A new report looking at New Zealand’s online food delivery industry delves into the ever-evolving and often unusual dining habits of Kiwis. The Growing App-etite Report also reveals a rapidly growing industry with customer demand and tech-led lifestyles driving the growth.

  • While just over half of Kiwis take leftover takeaways to work the next day, 1 in 10 save it to give to their pet, and 8 percent freeze takeaways to eat later.
  • Most people order while sitting in their living room, yet 100,000 Kiwis have ordered from the toilet.
  • Three quarters of Kiwis put off going out for dinner to stay in and order takeaways. The most common excuse is saying they feel unwell or sick (28 percent).

The report is the first of its kind analysing New Zealand’s online delivery industry and brings together results from an independent survey conducted by YouGov Galaxy Research and data and insights from Menulog.

Its findings show New Zealand is one of the fastest growing takeaway markets in the world. Global Data research for the foodservice sector shows an annual growth of 6.7 percent for the New Zealand takeaway delivery market by 2021, which is more than double the growth of the dine-in and pick-up takeaway markets.

The Menulog Report found 1.2 million Kiwis – around a quarter of the population – already order takeaway food for delivery. However, it also highlights the future growth and untapped potential of the sector.

Menulog New Zealand manager Paul Dodds said the unprecedented growth in the food delivery industry stems from consumer demand for convenience and choice, and digital advancements driving ordering habits.

“Technology makes it easy and convenient for people to order food online. It means there is now a huge variety of cuisine being delivered to people’s doors. We’re also seeing people’s dining habits change as the range of cuisine continues to grow – and that is great for both consumers and local restaurants.”

Dodds said that while the report highlights how technology is shifting the way New Zealanders eat, family remains at the heart of dinner time and food is an essential ingredient for social occasions.

“There’s nothing like food to bring people together with almost half of Kiwis saying they order food when spending quality time with friends and family.”

The top reason for ordering in was to watch a movie (73 percent), with just over a third watching a streaming service, almost a quarter watching sport, and 14 percent of people say they order food for a romantic night in. Valentine’s Day resulted in a 33 percent increase in orders, the second highest spike of the year apart from the day before ANZAC Day in New Zealand.
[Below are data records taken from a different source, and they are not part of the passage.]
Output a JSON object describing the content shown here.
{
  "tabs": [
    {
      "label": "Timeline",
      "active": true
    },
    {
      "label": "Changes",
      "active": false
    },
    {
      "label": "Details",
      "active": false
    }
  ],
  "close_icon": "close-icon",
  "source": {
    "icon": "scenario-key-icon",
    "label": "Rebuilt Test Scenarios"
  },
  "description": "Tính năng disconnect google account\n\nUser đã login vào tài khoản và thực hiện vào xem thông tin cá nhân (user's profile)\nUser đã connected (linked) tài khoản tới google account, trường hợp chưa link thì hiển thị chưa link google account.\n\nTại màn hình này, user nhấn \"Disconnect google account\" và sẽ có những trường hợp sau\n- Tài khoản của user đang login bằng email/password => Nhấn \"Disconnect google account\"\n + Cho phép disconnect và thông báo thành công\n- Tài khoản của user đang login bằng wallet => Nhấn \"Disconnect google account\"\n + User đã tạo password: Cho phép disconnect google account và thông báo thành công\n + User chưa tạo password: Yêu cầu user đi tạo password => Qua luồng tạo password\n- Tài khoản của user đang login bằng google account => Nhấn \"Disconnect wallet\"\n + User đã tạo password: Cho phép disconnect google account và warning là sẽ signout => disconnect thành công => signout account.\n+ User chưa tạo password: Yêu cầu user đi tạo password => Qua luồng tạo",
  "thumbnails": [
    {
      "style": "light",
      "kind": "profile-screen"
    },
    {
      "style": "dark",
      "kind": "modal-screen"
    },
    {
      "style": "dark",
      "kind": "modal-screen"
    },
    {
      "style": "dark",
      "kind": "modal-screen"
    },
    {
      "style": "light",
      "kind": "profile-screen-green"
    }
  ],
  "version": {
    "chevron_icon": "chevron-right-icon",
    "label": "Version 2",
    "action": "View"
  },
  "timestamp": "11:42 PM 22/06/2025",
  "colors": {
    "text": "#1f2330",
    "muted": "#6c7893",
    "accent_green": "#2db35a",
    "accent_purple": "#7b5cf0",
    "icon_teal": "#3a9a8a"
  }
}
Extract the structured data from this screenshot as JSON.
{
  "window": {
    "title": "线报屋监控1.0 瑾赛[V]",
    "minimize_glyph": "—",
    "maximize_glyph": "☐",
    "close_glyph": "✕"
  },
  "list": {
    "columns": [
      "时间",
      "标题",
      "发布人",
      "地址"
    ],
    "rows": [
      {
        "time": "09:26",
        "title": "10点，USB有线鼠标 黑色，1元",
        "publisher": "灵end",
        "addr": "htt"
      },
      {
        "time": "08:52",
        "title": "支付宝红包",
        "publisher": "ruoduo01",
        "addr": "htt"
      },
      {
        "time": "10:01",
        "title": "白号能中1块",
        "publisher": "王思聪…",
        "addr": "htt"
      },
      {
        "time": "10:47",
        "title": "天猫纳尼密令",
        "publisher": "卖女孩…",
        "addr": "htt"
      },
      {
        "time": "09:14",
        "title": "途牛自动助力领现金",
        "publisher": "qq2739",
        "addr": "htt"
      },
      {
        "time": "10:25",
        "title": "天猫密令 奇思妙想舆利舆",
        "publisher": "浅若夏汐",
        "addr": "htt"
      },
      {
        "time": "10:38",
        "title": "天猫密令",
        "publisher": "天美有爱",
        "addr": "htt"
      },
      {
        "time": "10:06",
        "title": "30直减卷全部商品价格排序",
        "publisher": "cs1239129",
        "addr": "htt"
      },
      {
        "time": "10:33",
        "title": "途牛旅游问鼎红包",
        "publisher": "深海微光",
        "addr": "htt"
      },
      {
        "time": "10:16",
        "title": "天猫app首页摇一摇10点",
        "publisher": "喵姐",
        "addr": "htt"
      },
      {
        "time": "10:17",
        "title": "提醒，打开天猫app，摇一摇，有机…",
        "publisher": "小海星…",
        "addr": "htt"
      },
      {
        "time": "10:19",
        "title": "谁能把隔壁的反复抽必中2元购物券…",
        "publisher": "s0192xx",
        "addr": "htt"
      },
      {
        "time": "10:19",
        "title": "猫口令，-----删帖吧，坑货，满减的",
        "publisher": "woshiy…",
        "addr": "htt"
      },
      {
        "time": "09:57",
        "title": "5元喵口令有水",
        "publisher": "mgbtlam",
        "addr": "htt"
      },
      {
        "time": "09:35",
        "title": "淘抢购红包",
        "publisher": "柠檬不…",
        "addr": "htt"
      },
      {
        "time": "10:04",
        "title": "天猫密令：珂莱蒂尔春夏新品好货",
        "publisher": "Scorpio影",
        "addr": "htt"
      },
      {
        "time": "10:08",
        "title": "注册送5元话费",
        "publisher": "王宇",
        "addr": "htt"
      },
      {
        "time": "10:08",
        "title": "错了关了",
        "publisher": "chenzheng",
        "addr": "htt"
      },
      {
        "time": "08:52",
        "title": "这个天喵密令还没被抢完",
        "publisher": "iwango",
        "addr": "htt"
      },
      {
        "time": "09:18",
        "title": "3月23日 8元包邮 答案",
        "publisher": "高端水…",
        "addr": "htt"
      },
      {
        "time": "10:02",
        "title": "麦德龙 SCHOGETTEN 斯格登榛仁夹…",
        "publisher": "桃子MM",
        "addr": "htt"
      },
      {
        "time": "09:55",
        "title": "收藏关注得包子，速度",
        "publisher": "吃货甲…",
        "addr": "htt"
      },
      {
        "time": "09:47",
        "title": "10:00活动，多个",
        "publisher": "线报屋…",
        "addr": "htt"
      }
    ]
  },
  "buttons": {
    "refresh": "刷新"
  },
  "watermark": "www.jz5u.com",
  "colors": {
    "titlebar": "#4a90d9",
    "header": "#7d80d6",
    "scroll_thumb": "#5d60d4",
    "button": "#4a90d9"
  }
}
Millenials also have some unique takeaway habits compared to Baby Boomers, including being nine times more likely to order from the toilet. Eighty percent of millenials have ditched dinner plans in favour of ordering in.